9. Ekin5 RP, Jackson T , Edwards P . Lancet 1983; 2: 402-3 (letter).

1. Wilkins TA, Midgley JEM. New methods of free hormone assay In: Bizollan A, ed. Physiological peptides and new trends in radioimmunoassay. Amsterdam: Elsevier/North Holland. 1981; 215-34.

Downloaded by [Universität Osnabrueck] at 10:55 25 January 2016


10. Mardell R, Gamlen TR. Lancet 1983; 2: 169 (letter). 11. John R , Henley R. Lancet 1983; 2: 403 (letter).

2. Mardell R, Gamlen TR. Artifactual reduction in circulating free thyroxine concentration by radioimmunoassay. Lancet 1982; 1: 973.

12. Pinnell AE, Northram BE. New automated dye-binding method for serum albumin determination with Bromocresol Purple. Clin Chem 1978; 24: 80-6.
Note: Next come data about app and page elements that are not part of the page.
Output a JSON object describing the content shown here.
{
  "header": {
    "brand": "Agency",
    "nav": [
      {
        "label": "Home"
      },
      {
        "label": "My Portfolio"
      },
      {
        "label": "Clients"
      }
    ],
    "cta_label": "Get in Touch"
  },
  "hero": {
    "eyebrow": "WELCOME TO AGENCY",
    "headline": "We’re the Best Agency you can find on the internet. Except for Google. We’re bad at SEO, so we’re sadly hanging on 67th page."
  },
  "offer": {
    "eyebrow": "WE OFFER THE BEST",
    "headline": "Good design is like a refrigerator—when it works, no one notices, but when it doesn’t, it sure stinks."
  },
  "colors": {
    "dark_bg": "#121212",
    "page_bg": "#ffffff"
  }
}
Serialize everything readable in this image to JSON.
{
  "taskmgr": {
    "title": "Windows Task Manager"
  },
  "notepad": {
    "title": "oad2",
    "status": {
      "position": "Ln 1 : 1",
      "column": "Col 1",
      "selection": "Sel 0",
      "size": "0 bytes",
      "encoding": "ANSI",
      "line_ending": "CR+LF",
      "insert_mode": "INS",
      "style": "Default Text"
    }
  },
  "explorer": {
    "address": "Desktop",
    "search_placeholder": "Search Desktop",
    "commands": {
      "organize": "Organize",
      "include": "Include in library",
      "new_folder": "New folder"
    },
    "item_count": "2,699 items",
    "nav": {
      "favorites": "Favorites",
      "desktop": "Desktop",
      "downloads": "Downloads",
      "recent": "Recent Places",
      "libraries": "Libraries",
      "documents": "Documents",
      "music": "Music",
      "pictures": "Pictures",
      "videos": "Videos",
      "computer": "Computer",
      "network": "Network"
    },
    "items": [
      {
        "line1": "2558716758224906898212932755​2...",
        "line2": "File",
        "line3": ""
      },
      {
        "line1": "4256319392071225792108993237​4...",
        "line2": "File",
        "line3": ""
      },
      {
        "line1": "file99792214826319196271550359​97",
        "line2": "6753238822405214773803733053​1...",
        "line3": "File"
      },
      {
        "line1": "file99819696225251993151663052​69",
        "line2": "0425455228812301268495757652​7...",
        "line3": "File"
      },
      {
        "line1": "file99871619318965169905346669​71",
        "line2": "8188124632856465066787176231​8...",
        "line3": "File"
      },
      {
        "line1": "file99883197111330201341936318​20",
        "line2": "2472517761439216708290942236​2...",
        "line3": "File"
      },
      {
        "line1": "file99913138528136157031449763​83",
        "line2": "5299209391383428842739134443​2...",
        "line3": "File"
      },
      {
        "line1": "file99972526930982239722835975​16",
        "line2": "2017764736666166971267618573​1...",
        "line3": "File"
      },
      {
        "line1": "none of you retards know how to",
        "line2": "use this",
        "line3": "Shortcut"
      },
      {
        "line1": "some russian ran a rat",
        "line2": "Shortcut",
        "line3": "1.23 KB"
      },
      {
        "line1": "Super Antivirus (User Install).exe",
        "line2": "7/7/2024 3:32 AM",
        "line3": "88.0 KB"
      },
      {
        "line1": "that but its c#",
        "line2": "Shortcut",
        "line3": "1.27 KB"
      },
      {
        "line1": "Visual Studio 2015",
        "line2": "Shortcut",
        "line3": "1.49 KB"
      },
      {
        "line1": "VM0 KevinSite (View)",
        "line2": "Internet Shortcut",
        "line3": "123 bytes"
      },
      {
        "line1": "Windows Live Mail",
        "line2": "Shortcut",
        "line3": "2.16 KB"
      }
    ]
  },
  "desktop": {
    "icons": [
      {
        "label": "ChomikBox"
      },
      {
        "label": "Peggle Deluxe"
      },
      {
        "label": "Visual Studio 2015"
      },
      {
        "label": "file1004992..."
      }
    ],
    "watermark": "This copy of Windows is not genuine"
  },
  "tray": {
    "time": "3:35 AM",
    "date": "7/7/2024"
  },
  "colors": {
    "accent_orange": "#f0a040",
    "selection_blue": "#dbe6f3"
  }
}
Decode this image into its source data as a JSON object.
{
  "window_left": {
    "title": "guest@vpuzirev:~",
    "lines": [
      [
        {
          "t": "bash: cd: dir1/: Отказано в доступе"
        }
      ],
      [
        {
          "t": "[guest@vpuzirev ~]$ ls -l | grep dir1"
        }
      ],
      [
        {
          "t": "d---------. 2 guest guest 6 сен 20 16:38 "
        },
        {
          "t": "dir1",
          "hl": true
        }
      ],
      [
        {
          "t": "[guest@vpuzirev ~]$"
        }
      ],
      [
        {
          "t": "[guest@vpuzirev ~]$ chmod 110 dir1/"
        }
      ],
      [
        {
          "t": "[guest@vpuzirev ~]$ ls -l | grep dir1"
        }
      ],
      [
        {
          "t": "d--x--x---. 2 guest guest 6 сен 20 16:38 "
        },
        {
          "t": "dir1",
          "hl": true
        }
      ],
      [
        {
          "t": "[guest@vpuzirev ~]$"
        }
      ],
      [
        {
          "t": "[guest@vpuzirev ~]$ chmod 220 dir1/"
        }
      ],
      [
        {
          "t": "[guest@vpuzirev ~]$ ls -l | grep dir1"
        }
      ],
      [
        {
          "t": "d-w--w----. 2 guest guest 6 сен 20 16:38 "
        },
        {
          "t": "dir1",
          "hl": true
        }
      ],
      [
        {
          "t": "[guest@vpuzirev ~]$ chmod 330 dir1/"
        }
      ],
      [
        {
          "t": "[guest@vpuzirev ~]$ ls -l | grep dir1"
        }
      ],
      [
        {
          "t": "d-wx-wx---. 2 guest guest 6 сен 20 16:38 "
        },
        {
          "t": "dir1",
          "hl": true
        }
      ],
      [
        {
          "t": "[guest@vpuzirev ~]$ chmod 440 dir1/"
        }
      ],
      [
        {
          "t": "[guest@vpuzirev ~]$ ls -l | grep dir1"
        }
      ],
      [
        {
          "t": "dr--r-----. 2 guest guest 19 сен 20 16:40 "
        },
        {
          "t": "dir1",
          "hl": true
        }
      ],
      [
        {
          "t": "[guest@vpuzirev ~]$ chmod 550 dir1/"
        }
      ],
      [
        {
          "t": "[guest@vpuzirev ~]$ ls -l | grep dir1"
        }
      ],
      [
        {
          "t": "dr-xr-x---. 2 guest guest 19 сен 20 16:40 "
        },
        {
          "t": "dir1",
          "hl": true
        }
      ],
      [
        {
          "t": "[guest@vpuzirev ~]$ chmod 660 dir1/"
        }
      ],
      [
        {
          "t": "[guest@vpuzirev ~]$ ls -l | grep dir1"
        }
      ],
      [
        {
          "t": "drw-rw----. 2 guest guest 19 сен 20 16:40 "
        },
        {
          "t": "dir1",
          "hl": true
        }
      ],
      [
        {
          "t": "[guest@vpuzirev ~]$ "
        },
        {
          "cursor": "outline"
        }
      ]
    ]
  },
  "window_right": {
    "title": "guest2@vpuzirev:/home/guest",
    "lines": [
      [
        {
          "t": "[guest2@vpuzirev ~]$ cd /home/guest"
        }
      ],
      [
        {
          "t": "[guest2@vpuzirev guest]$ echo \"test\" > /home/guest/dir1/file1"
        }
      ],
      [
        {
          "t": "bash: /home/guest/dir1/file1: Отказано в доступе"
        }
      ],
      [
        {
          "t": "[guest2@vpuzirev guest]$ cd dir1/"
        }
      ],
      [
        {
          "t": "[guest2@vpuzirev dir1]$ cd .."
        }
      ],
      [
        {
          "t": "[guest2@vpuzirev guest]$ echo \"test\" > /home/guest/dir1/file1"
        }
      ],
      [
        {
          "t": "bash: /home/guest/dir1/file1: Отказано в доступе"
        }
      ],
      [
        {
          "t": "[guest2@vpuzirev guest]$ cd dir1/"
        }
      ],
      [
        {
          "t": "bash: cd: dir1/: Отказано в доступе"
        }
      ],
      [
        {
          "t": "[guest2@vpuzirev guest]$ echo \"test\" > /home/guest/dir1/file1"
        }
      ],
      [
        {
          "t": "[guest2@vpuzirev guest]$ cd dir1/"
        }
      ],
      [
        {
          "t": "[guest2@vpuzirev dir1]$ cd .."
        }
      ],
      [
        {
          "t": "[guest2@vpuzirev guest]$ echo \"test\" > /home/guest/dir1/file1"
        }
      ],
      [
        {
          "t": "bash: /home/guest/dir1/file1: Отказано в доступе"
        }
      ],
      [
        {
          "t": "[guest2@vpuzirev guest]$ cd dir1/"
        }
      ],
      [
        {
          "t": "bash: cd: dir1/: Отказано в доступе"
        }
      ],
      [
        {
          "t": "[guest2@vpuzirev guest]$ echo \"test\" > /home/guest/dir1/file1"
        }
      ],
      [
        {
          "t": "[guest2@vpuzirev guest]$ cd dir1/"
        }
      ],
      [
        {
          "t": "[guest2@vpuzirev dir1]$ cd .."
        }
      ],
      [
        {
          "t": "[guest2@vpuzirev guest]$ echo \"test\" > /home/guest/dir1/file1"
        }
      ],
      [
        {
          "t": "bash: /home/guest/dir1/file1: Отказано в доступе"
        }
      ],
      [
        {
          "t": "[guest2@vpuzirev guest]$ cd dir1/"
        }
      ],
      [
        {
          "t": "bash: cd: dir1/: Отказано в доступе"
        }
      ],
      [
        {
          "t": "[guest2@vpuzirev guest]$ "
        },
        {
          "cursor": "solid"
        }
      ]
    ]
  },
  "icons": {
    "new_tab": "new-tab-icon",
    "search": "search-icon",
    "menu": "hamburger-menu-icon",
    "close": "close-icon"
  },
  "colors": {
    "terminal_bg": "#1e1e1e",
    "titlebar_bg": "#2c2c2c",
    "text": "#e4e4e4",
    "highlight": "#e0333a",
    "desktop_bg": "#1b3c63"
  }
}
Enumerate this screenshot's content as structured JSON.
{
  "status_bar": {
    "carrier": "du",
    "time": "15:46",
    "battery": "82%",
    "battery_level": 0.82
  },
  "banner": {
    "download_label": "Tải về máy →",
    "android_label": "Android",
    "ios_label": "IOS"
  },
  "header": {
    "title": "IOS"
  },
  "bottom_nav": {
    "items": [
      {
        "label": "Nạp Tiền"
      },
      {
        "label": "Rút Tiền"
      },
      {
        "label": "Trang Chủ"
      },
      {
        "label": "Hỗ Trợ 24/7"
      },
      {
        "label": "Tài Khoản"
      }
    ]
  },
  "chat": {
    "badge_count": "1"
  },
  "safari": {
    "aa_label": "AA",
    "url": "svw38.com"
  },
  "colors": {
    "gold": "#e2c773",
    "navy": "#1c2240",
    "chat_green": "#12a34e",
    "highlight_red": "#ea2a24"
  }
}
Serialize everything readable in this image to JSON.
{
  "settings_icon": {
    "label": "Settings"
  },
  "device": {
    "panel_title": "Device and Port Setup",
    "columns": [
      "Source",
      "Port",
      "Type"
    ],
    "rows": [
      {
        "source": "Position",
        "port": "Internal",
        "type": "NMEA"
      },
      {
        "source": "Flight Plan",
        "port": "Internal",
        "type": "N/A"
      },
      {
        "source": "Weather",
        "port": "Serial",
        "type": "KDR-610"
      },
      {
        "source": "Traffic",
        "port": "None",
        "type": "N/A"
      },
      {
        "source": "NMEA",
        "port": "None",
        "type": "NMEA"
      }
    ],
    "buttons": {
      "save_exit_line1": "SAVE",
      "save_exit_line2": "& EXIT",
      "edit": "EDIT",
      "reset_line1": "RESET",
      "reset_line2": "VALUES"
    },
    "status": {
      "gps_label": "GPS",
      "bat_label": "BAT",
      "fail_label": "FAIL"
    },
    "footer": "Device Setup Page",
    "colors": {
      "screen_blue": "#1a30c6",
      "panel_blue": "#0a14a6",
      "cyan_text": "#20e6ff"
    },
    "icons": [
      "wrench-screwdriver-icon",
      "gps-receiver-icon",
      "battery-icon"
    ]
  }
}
3 . Allan DJ, Murphy F, Needham CJ et al. A sensitive test for thyroid hormone autoantibodies in serum. Lancet 1982; 2: 824.

13. Morrison NK. The SPSS Batch System for the DEC PDP-I I , 2nd ed. New York: McGraw-Hill. 1982.

SIR SAMUEL GARTH AT THE KIT KAT CLUB ...Garth immediately pulled out his list, which amounted to fifteen, and said: “It’s no great matter whether I see them to-night or not, for nine of them have such bad constitutions that all the physicians in the world can’t save them, and the other six have such good constitutions that all the physicians in the world can’t kill them.” John Timbs. Doctors and Patients. R. Bentley & Sons. 1873. Vol. 2. p.279.